Dataset records START

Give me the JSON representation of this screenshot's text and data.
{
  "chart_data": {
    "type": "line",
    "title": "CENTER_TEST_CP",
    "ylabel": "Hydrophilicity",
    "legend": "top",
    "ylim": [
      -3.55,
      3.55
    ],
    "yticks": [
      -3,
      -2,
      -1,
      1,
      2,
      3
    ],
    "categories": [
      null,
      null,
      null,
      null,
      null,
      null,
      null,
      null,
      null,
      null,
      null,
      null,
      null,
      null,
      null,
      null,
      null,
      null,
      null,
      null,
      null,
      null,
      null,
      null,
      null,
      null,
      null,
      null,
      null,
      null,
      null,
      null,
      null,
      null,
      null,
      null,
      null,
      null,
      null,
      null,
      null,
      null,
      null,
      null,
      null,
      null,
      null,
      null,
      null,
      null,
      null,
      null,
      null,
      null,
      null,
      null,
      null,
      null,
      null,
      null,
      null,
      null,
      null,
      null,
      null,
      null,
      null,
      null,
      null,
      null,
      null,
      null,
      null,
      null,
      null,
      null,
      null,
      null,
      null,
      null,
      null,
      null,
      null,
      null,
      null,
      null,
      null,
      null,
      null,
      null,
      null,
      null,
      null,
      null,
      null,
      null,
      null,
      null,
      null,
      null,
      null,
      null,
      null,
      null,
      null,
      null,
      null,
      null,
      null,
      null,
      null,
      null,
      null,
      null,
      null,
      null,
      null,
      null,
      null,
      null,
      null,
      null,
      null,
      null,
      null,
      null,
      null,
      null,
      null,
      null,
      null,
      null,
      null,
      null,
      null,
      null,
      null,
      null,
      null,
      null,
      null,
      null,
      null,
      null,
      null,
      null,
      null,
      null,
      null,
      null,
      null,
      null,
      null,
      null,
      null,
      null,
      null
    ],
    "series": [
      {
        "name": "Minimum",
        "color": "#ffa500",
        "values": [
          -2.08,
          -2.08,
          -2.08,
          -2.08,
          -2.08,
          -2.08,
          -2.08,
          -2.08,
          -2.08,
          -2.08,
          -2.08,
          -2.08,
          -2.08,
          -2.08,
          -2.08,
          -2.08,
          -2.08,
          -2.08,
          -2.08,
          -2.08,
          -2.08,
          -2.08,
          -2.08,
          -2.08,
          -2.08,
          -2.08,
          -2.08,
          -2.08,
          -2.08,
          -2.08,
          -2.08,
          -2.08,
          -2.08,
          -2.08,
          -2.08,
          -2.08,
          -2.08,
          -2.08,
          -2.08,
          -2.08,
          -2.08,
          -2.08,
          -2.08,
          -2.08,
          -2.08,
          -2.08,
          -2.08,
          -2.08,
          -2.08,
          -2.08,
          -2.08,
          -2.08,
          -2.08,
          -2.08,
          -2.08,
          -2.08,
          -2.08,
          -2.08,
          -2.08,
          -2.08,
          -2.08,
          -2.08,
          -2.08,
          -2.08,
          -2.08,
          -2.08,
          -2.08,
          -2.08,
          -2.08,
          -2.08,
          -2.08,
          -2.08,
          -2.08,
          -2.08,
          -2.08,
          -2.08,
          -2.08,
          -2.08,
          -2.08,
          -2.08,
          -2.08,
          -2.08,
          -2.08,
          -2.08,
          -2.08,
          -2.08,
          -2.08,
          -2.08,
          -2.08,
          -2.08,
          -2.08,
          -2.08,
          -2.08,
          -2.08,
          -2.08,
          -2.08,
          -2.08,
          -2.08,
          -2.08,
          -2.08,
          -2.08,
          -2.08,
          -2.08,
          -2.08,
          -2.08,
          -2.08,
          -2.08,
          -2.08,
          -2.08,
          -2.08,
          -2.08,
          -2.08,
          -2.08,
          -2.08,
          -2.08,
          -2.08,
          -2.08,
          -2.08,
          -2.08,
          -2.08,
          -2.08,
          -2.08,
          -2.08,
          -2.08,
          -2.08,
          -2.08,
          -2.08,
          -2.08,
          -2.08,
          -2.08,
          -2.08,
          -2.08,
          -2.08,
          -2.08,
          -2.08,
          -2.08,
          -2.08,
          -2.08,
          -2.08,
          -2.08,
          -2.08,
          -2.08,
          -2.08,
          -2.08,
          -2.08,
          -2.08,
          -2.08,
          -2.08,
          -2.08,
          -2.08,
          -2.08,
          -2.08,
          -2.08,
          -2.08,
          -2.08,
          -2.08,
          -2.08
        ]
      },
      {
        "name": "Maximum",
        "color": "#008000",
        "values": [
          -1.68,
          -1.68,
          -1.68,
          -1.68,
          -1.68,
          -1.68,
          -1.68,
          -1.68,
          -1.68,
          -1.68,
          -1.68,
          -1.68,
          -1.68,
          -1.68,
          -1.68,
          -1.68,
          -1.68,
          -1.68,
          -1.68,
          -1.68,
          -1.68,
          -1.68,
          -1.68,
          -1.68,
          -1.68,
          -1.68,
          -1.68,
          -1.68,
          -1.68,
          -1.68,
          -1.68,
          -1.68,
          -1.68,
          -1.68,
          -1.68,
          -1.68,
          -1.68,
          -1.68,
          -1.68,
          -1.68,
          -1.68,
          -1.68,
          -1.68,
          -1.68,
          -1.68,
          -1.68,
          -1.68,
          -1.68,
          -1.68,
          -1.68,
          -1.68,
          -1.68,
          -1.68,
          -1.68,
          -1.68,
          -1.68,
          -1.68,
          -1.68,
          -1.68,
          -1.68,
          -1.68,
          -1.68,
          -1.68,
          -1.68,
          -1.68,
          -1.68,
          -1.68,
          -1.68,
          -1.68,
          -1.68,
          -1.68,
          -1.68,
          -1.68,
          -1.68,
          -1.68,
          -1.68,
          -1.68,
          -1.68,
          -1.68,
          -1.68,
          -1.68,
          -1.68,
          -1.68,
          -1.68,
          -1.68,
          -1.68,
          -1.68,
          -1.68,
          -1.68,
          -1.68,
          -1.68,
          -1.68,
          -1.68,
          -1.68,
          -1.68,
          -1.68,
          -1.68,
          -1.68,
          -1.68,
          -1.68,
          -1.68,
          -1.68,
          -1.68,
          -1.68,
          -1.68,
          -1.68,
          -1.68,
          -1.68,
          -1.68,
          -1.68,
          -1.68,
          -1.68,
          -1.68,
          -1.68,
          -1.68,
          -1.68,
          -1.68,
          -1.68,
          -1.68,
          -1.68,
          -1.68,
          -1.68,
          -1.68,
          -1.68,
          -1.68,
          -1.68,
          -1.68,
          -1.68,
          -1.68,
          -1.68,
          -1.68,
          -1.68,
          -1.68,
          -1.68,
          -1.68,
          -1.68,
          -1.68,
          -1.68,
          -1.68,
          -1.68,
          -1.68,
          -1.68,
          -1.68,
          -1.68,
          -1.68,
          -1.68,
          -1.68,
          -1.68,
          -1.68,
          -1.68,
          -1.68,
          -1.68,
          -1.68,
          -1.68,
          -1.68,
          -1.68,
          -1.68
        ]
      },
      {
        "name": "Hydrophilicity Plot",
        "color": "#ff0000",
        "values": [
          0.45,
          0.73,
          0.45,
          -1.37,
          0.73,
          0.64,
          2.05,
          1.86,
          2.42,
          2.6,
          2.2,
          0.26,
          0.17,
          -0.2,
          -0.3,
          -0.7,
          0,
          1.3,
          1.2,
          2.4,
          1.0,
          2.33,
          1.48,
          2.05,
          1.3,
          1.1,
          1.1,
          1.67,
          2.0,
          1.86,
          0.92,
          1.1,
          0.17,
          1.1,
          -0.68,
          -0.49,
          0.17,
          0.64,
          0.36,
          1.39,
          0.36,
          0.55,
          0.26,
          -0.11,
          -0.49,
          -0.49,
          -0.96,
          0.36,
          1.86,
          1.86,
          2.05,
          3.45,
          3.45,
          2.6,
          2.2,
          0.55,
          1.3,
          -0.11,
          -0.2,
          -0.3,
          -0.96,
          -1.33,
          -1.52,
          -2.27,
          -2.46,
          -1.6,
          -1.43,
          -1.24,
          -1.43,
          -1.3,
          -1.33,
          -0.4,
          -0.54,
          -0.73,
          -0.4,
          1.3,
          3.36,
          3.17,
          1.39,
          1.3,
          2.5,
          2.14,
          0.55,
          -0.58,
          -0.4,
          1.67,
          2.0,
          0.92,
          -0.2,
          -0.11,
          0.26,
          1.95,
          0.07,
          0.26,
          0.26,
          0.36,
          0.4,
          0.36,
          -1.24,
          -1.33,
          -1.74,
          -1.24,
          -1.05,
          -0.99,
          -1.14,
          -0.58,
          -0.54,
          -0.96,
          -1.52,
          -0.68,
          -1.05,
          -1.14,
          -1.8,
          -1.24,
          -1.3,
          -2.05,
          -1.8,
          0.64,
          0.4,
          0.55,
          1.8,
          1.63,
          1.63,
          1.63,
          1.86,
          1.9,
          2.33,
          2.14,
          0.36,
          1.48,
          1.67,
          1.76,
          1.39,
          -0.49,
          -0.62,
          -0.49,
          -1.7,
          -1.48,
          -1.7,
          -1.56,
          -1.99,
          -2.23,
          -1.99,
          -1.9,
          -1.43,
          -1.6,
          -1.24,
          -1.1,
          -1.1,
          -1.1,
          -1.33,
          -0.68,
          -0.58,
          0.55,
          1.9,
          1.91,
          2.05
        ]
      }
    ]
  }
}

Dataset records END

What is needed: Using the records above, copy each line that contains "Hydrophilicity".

Exercise answer:
    "ylabel": "Hydrophilicity",
        "name": "Hydrophilicity Plot",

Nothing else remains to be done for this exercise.